Have you ever felt like your wife was hiding something from you? Legendary Chinese scholar Xu Xian (许仙) had that feeling once, too. And it turned out he was right. Xu Xian’s wife was hiding the fact that she was actually a snake demon.

At least, that’s the basic premise of the legend of the white snake, one of China’s most popular and pervasive myths. It’s an old one too; the first printed version of the story appeared during the Ming Dynasty (1368-1644) but the tale had been passed down orally long before that.

There are dozens, probably hundreds of variations of the story, which has also changed significantly over time. At first, the snake-woman was portrayed as evil, and the tale was a horror story. But over time, it gradually became a love story that’s either tragic or triumphant, depending on who is doing the telling. Here’s the basic gist:

Once upon a time, there was a white snake demon named Bai Suzhen (白素贞). She lived in the realm of demons, but aspired to become more powerful. Some say she wanted to become a goddess, others that she dreamed of using her powers to help people.
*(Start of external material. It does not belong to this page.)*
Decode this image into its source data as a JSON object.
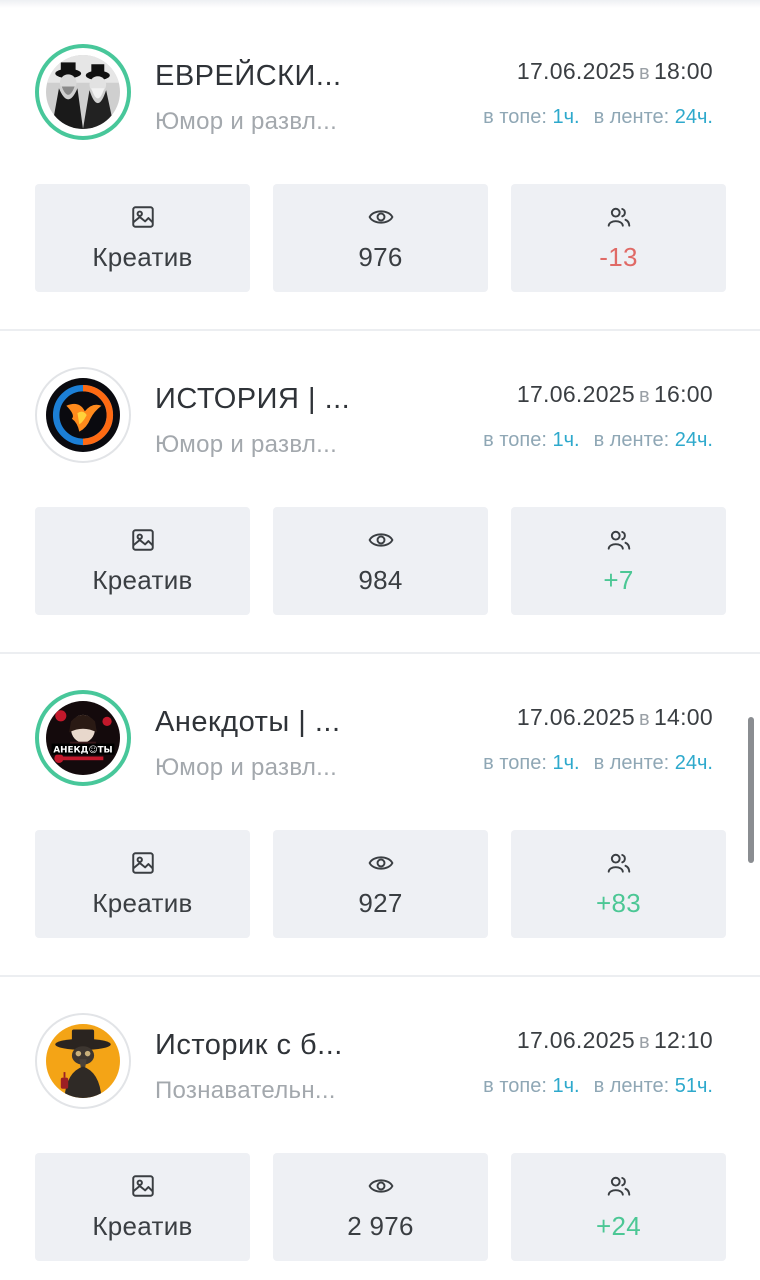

But either way, she came to the human world and, to blend in, took on the form of a beautiful woman.

While there, she met a green snake demon named Xiao Qing (小青) who was causing trouble. After some initial scuffles, the two became close friends and traveled the world together in human form. It was atHangzhou’sWestern Lakethat they met the renowned Chinese scholar Xu Xian. White Snake Bai fell head over heels for the human, and used her magical wiles to set up more opportunities for them to meet again and again, until they finally married.

It was not meant to be, however. An itinerant sorcerer named Fa Hai (法海) could see Bai and Qing for what they really were, and—dedicated to destroying all demons—told Xu Xian the truth. Terrified, Xu Xian urged Fa Hai to attack, and Bai ended up trapped in the Hangzhou’s Thunder Pagoda (雷峰塔 Léifēng Tǎ). Xu Xian, finished with the material world, became a monk.

Now, originally, this was a horror story, and it ended there. Bai is, after all, a demon. But people tend to like happy stories more than they like sad ones, and romantic stories more than horror stories. So the tale of the White Snake Lady changed. Bai, once the tale’s villain, became a heroine fighting for love against all odds. And Fa Hai, once the hero, became the closed-minded villain determined to keep humans and demons apart. (Even if they were the good, lovable kind of demons.)

In more recent tellings, Bai is not imprisoned by Fa Hai after her marriage with Xu Xian, and Xu Xian is not aware his wife is a snake demon. They open a medicine shop together and become widely known for giving away free herbs to people who can’t afford to pay.

One year during the Dragon Boat Festival, while Bai is pregnant with their first son, her husband brews up a special surprise recommended by Fa Hai: wine infused with herbs that will expel all demons. Unable to think of a convincing excuse, Bai drinks the wine and immediately turns back into a snake. Her husband, shocked beyond belief, ups and dies. Bai returns to human form, obtains some sacredKunlunMountainherbs, and brings her husband back to life.

Here, the stories really diverge. In some versions, Bai is able to convince him that the snake was just a dream, and they live happily ever after with their son. Sometimes Bai admits that she is a snake demon, but her husband accepts this and the story ends with the two of them caring for their young son.

But often it’s darker. One version has Fa Hai locking Xu Xian away inJinshanTemplefor his own protection. Bai furiously destroys the temple, violating the laws of Heaven, and is doomed to eternal imprisonment in the Thunder Pagoda. Sometimes a magical hat imprisons Bai in Thunder Pagoda. Sometimes Xiao Qing, the green snake demon, comes to her aid. And so often, the story ends with Bai, her husband, and their son finally reunited.

It’s changed greatly over the years, but the story continues to enjoy popularity to this day, spawning books, operas, movies, modern dances and multiple television series. The White Snake story most recently graced the small screen in 2006, but every Chinese TV geek knows that the 1993 adaptation, “新白娘子传奇” (Xīn bái niángzǐ chuánqí, Legend of White Snake) is the best modern adaptation.